In the language we use about asylum seekers, a distinction has been created between the worthy “genuine refugees” (although they aren’t treated so) and the unworthy “economic migrants”. Yet this is a false moral binary.

Why is consigning people to economic insecurity morally superior than consigning them to persecution?

Poverty without opportunity is a slow, painful death. In this sense, hostile borders towards “economic migrants” are a less direct form of persecution, but persecution all the same.

Economic migration is a massive release valve for global poverty. Not to mention a significant economic and cultural boost to destination countries.

Last year migrant labourers from developing countries transferred over $400 billion to their families.This is triple the amount of worldwide government aid, and has the added advantage of being direct grassroots transfers that goes towards education and health, not money that is used and abused through various bureaucracies and sticky fingers that barely reaches those in true need.

The massive benefits of migration, including poverty reduction, indicates that an increase in the openness of borders should have been part of the Millennium Development Goals.

Yet in Australia economic nativism, a perspective common to both Left and Right, prevents us from using foreign labour to remedy our major infrastructure lag. The desire to “protect local jobs” halts necessary infrastructure from being built, ironically inhibits local job creation through stifled economic activity, and maintains global poverty levels. It is frankly a cruel position to hold.

Ideally the role of politicians is to gather evidence-based information and communicate this to the public in a succinct and relatable manner. But perception, not evidence, has always been the easy option in democratic politics. The facile nationalism sold to us by politicians continues to equate freer global movement with a swarm of parasitic welfare cheats who will undermine the purity of our culture.

In particular this highlights the strange alliance of liberalism and conservatism in our modern political discourse. At the moment “The Right” love to clothe themselves in the rhetoric of liberalism. But their adherence to the benefits of freedom and choice is in my view surrendered to racial and cultural prejudices as they desperately cling to their fantasies of Australia being a Westphalian state (that is, a state that is ethnically and culturally pure with sovereignty within its own borders).

The freedom they espouse is not one that they can actually handle.

These small-minded chauvinisms aside, there is a persistent failure to make the connection between the movement of goods and services and the movement of people that needs to be overcome. The two are intrinsically entangled, both philosophically and in practice.

This will obviously be deemed a radical view by some. Convincing the electorate of the merits of more open borders will take time, and implementation will come in stages of increased openness. Yet we already have some models in place that can guide our policies.

Young Europeans use the Working Holiday Visa to escape Europe’s economic troubles.
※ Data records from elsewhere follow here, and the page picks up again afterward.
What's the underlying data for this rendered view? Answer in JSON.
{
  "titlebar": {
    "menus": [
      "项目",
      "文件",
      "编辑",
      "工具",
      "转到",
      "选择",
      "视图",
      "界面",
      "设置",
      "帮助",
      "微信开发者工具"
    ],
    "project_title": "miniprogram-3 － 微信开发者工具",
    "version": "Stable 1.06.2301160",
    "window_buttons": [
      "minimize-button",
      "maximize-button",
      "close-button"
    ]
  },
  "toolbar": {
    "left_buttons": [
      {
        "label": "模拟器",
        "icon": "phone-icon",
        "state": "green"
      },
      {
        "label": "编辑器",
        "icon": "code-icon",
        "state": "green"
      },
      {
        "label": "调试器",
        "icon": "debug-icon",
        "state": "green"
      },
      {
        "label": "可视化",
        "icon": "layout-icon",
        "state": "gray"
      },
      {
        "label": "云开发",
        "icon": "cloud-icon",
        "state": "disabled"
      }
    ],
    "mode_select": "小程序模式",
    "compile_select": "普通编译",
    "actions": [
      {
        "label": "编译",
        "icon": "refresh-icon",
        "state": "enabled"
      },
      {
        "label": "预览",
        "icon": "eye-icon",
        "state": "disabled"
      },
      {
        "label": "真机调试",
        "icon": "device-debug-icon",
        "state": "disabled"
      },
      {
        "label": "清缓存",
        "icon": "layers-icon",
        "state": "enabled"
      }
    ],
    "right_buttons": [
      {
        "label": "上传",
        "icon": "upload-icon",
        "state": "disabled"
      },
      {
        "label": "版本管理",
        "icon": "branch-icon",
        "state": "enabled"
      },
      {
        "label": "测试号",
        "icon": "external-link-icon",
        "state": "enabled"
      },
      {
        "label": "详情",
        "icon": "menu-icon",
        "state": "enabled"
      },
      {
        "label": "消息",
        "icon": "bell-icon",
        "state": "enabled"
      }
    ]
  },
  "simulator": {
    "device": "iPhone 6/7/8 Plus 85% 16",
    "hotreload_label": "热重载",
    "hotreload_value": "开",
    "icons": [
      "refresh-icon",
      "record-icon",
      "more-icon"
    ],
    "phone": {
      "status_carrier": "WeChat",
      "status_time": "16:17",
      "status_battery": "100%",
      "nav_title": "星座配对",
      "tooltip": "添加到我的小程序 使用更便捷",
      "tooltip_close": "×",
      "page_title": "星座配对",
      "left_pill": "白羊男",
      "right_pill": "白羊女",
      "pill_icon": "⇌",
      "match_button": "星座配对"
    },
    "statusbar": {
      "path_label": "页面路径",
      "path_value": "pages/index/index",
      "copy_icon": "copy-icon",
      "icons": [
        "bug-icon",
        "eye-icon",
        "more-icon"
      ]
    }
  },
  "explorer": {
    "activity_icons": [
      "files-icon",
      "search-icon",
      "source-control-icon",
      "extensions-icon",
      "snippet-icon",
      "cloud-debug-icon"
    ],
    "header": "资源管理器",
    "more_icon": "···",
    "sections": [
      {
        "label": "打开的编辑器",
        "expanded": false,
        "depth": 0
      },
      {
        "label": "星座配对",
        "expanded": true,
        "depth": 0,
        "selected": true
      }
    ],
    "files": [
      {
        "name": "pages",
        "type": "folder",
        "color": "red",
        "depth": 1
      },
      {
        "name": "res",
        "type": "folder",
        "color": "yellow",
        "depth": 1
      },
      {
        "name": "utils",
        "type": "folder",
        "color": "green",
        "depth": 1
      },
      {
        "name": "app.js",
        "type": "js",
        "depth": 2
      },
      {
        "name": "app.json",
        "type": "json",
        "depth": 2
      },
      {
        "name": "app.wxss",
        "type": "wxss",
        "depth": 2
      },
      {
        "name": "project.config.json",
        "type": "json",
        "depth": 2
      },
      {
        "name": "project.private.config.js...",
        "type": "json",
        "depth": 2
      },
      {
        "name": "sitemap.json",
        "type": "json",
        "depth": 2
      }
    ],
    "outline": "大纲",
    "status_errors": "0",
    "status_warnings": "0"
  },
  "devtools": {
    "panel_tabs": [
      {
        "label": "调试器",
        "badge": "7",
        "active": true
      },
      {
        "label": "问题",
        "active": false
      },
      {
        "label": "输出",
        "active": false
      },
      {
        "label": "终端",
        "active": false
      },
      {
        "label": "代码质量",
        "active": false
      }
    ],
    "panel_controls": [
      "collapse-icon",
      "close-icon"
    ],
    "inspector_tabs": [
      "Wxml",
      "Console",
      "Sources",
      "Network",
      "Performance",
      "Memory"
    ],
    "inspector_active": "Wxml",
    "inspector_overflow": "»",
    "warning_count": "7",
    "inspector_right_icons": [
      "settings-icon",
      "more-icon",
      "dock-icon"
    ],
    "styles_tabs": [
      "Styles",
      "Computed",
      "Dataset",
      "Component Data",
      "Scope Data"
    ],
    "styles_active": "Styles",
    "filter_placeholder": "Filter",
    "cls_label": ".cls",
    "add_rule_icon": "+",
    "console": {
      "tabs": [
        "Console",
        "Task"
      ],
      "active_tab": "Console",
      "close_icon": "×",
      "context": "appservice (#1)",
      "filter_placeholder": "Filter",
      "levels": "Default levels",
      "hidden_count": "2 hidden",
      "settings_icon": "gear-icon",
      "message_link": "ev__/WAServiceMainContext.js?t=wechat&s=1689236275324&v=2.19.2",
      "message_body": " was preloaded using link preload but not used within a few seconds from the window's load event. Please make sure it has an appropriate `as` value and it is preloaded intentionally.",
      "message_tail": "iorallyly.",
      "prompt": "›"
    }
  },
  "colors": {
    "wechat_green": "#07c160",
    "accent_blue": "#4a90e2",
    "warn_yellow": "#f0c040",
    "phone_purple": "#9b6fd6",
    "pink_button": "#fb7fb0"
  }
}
At present French and Irish 20-somethings in particular are using this scheme and this is much to Australia’s benefit, as well as to the individuals involved.

Extending ideas such as these to a wider range of peoples and wider scope of operation will be a significant step towards the expansion of worldwide opportunity, and the reduction in global poverty.

Grant Wyeth is a freelance writer and political analyst. View his full profile here.